Sinclair watches a soul globe.
Later, in the Med Lab, Sinclair finds that Delenn will be all right; Dr. Franklin explains that she has a remarkable constitution (and extrapolates that this was the reason that they did so well in the Earth-Minbari war--because they kept going despite severe injuries). "So, I hear you saw something," says Dr. Franklin to Sinclair.
"I'm not sure--I don't know if I'll ever be sure," replies Sinclair.
Dr. Franklin replies that that type of talk could get Sinclair sent on a "very long vacation." The doctor further goes on to say that he still doesn't believe that the soul hunter can do what he says he can do.
Meanwhile, Delenn, who has just awoken, sees Sinclair and smiles. "I knew you would come," she says. "We were right about you ..."
"Who was right?" asks Sinclair, but Delenn has already fallen back to sleep. Sinclair jokes with Dr. Franklin that he's almost completely sure that Delenn won't finish the sentence once she wakes up.
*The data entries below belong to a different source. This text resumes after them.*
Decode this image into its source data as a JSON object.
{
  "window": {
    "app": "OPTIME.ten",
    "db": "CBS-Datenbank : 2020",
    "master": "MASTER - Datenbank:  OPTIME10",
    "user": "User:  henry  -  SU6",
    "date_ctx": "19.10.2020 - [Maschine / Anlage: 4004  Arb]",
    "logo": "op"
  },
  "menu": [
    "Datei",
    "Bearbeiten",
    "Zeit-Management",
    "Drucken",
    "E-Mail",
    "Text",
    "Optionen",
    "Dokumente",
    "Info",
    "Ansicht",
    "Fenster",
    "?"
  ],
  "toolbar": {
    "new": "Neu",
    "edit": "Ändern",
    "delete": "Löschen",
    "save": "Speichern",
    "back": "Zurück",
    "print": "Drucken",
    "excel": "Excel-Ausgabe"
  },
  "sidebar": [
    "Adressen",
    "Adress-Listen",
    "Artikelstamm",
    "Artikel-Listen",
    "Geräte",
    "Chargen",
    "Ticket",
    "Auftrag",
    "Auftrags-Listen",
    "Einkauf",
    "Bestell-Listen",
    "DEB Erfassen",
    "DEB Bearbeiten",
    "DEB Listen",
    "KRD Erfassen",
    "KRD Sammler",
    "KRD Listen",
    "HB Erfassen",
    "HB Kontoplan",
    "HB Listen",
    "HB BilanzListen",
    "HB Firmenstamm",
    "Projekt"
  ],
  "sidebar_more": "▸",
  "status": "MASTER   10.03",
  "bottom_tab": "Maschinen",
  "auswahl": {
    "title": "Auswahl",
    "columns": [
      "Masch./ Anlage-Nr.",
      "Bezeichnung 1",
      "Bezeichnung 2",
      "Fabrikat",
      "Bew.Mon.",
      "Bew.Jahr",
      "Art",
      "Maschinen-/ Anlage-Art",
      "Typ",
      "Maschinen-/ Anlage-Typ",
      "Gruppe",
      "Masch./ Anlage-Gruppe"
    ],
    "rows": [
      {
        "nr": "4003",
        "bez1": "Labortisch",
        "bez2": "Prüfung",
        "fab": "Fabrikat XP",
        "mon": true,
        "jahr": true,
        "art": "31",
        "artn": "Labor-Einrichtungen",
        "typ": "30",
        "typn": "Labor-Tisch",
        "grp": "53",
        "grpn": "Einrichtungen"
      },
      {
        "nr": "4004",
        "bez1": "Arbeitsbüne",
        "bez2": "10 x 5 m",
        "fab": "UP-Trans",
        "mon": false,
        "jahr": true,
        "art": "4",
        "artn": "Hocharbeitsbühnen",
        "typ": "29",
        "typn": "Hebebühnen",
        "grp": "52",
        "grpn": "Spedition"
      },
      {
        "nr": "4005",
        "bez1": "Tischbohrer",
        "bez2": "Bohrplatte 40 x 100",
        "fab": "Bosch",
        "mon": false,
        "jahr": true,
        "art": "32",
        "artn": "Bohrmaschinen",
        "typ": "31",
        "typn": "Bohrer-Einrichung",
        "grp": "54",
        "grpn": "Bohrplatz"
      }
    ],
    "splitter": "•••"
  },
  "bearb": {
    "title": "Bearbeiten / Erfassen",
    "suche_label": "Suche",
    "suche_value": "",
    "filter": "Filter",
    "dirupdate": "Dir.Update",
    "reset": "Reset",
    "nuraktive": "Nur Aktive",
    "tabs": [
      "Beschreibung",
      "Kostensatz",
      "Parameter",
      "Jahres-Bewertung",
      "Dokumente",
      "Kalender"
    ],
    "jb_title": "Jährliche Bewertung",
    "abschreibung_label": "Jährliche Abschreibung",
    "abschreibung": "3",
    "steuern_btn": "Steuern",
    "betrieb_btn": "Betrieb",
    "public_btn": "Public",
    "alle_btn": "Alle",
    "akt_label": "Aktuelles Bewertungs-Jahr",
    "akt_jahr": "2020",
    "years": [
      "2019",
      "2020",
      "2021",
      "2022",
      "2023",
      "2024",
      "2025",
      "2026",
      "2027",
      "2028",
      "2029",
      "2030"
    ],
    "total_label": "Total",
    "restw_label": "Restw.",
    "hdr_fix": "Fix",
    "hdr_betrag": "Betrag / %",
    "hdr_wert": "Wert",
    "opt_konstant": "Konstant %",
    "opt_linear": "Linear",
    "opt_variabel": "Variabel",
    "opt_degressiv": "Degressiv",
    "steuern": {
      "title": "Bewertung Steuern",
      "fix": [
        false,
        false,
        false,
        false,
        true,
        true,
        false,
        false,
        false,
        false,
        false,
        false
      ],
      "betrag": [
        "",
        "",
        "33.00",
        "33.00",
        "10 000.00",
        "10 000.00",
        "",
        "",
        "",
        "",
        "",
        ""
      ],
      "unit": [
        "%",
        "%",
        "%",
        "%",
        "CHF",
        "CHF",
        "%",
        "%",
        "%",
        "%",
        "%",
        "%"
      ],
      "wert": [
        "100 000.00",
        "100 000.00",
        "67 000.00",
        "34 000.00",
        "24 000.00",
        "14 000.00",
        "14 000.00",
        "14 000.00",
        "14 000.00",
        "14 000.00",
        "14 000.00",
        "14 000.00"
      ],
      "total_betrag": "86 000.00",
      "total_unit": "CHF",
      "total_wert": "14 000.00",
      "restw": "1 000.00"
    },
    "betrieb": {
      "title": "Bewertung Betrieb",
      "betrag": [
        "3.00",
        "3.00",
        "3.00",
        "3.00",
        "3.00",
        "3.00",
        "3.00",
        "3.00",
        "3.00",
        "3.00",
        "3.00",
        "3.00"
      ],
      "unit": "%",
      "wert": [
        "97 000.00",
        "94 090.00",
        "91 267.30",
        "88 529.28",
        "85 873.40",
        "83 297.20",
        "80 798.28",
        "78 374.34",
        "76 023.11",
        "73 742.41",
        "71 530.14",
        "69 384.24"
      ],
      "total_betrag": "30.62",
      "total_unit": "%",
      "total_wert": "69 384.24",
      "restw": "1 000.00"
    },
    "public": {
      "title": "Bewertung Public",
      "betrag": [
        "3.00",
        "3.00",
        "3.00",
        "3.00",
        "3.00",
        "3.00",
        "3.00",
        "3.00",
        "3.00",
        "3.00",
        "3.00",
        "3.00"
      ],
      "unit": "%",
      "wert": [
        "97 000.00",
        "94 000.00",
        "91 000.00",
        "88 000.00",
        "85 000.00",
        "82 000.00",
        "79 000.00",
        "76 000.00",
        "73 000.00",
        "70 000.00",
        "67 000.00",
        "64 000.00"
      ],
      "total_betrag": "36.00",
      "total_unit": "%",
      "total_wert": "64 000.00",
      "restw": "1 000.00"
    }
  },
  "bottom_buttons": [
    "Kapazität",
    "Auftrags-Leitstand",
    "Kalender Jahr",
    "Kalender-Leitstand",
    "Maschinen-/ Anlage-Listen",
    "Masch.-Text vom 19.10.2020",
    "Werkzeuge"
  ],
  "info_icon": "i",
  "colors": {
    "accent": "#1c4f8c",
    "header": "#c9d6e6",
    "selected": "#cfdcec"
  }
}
Later, in his quarters, Sinclair asks the computer to do a key-word search. He struggles to remember the word that the soul hunter used to refer to Delenn, and finally successfully remembers it. The computer tells him that the title "Satai" is used as an honorific applied to the members of the grey council. Sinclair expresses basically the same question that the soul hunter had asked: why a member of the ruling body was assigned to diplomatic service. The computer asks Sinclair if he wishes to make another enquiry. "No, it can wait. There's always time," he says.
Sinclair finds out that Delenn will certainly live. Mean- while, as Sinclair is escorting the soul hunters off the station, he warns them that they will no longer be allowed on Babylon 5. The soul hunter seems already to expect this--he admits that his kind are usually not welcome wherever they go. The soul hunter asks Sinclair what happened to his "brother"'s collection of souls. Sinclair harshly brushes this question off: "Life's full of mysteries. Consider this one of them!"
Delenn, in her quarters, is crushing the vessels that contained the souls in the soul hunter's collection, thereby freeing them. She studies each of them for a moment, listens intently to them, and finally destroys their containers, allowing them to fly about the room freely, eventually to fade into nothingness.
Shawn Bayern email@example.com